BEGIN TASK INPUTS

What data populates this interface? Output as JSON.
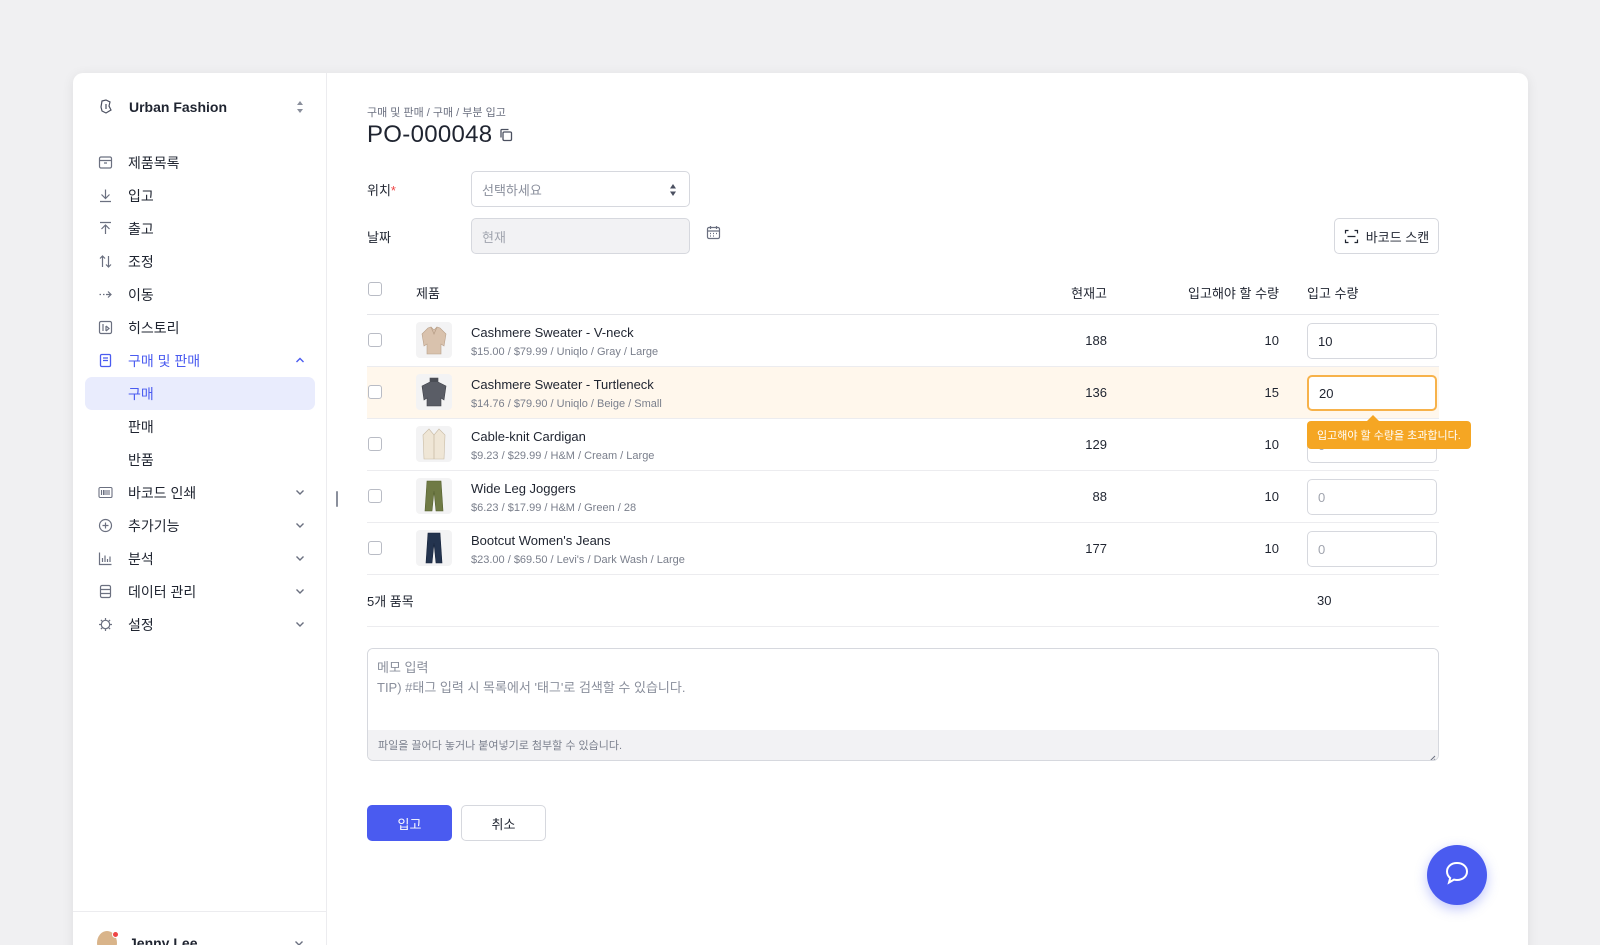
{
  "sidebar": {
    "brand": "Urban Fashion",
    "items": [
      {
        "label": "제품목록",
        "icon": "box-icon"
      },
      {
        "label": "입고",
        "icon": "arrow-down-icon"
      },
      {
        "label": "출고",
        "icon": "arrow-up-icon"
      },
      {
        "label": "조정",
        "icon": "swap-vertical-icon"
      },
      {
        "label": "이동",
        "icon": "arrow-right-icon"
      },
      {
        "label": "히스토리",
        "icon": "history-icon"
      },
      {
        "label": "구매 및 판매",
        "icon": "document-icon"
      },
      {
        "label": "바코드 인쇄",
        "icon": "barcode-icon"
      },
      {
        "label": "추가기능",
        "icon": "plus-circle-icon"
      },
      {
        "label": "분석",
        "icon": "bar-chart-icon"
      },
      {
        "label": "데이터 관리",
        "icon": "database-icon"
      },
      {
        "label": "설정",
        "icon": "gear-icon"
      }
    ],
    "sub_items": [
      "구매",
      "판매",
      "반품"
    ],
    "user": "Jenny Lee"
  },
  "header": {
    "breadcrumb": "구매 및 판매 / 구매 / 부분 입고",
    "title": "PO-000048"
  },
  "form": {
    "location_label": "위치",
    "location_required": "*",
    "location_placeholder": "선택하세요",
    "date_label": "날짜",
    "date_placeholder": "현재",
    "barcode_button": "바코드 스캔"
  },
  "table": {
    "headers": {
      "product": "제품",
      "stock": "현재고",
      "need": "입고해야 할 수량",
      "qty": "입고 수량"
    },
    "rows": [
      {
        "name": "Cashmere Sweater - V-neck",
        "meta": "$15.00 / $79.99 / Uniqlo / Gray / Large",
        "stock": "188",
        "need": "10",
        "qty": "10",
        "qty_placeholder": ""
      },
      {
        "name": "Cashmere Sweater - Turtleneck",
        "meta": "$14.76 / $79.90 / Uniqlo / Beige / Small",
        "stock": "136",
        "need": "15",
        "qty": "20",
        "qty_placeholder": ""
      },
      {
        "name": "Cable-knit Cardigan",
        "meta": "$9.23 / $29.99 / H&M / Cream / Large",
        "stock": "129",
        "need": "10",
        "qty": "",
        "qty_placeholder": "0"
      },
      {
        "name": "Wide Leg Joggers",
        "meta": "$6.23 / $17.99 / H&M / Green / 28",
        "stock": "88",
        "need": "10",
        "qty": "",
        "qty_placeholder": "0"
      },
      {
        "name": "Bootcut Women's Jeans",
        "meta": "$23.00 / $69.50 / Levi's / Dark Wash / Large",
        "stock": "177",
        "need": "10",
        "qty": "",
        "qty_placeholder": "0"
      }
    ],
    "tooltip": "입고해야 할 수량을 초과합니다.",
    "summary_count": "5개 품목",
    "summary_total": "30"
  },
  "memo": {
    "placeholder": "메모 입력\nTIP) #태그 입력 시 목록에서 '태그'로 검색할 수 있습니다.",
    "attach_hint": "파일을 끌어다 놓거나 붙여넣기로 첨부할 수 있습니다."
  },
  "actions": {
    "submit": "입고",
    "cancel": "취소"
  },
  "colors": {
    "accent": "#4a5bf0",
    "warning": "#f5a623",
    "highlight_row": "#fff7ec"
  }
}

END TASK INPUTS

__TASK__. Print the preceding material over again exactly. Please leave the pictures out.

__THE COMPLETED TASK__.
What data populates this interface? Output as JSON.
{
  "sidebar": {
    "brand": "Urban Fashion",
    "items": [
      {
        "label": "제품목록",
        "icon": "box-icon"
      },
      {
        "label": "입고",
        "icon": "arrow-down-icon"
      },
      {
        "label": "출고",
        "icon": "arrow-up-icon"
      },
      {
        "label": "조정",
        "icon": "swap-vertical-icon"
      },
      {
        "label": "이동",
        "icon": "arrow-right-icon"
      },
      {
        "label": "히스토리",
        "icon": "history-icon"
      },
      {
        "label": "구매 및 판매",
        "icon": "document-icon"
      },
      {
        "label": "바코드 인쇄",
        "icon": "barcode-icon"
      },
      {
        "label": "추가기능",
        "icon": "plus-circle-icon"
      },
      {
        "label": "분석",
        "icon": "bar-chart-icon"
      },
      {
        "label": "데이터 관리",
        "icon": "database-icon"
      },
      {
        "label": "설정",
        "icon": "gear-icon"
      }
    ],
    "sub_items": [
      "구매",
      "판매",
      "반품"
    ],
    "user": "Jenny Lee"
  },
  "header": {
    "breadcrumb": "구매 및 판매 / 구매 / 부분 입고",
    "title": "PO-000048"
  },
  "form": {
    "location_label": "위치",
    "location_required": "*",
    "location_placeholder": "선택하세요",
    "date_label": "날짜",
    "date_placeholder": "현재",
    "barcode_button": "바코드 스캔"
  },
  "table": {
    "headers": {
      "product": "제품",
      "stock": "현재고",
      "need": "입고해야 할 수량",
      "qty": "입고 수량"
    },
    "rows": [
      {
        "name": "Cashmere Sweater - V-neck",
        "meta": "$15.00 / $79.99 / Uniqlo / Gray / Large",
        "stock": "188",
        "need": "10",
        "qty": "10",
        "qty_placeholder": ""
      },
      {
        "name": "Cashmere Sweater - Turtleneck",
        "meta": "$14.76 / $79.90 / Uniqlo / Beige / Small",
        "stock": "136",
        "need": "15",
        "qty": "20",
        "qty_placeholder": ""
      },
      {
        "name": "Cable-knit Cardigan",
        "meta": "$9.23 / $29.99 / H&M / Cream / Large",
        "stock": "129",
        "need": "10",
        "qty": "",
        "qty_placeholder": "0"
      },
      {
        "name": "Wide Leg Joggers",
        "meta": "$6.23 / $17.99 / H&M / Green / 28",
        "stock": "88",
        "need": "10",
        "qty": "",
        "qty_placeholder": "0"
      },
      {
        "name": "Bootcut Women's Jeans",
        "meta": "$23.00 / $69.50 / Levi's / Dark Wash / Large",
        "stock": "177",
        "need": "10",
        "qty": "",
        "qty_placeholder": "0"
      }
    ],
    "tooltip": "입고해야 할 수량을 초과합니다.",
    "summary_count": "5개 품목",
    "summary_total": "30"
  },
  "memo": {
    "placeholder": "메모 입력\nTIP) #태그 입력 시 목록에서 '태그'로 검색할 수 있습니다.",
    "attach_hint": "파일을 끌어다 놓거나 붙여넣기로 첨부할 수 있습니다."
  },
  "actions": {
    "submit": "입고",
    "cancel": "취소"
  },
  "colors": {
    "accent": "#4a5bf0",
    "warning": "#f5a623",
    "highlight_row": "#fff7ec"
  }
}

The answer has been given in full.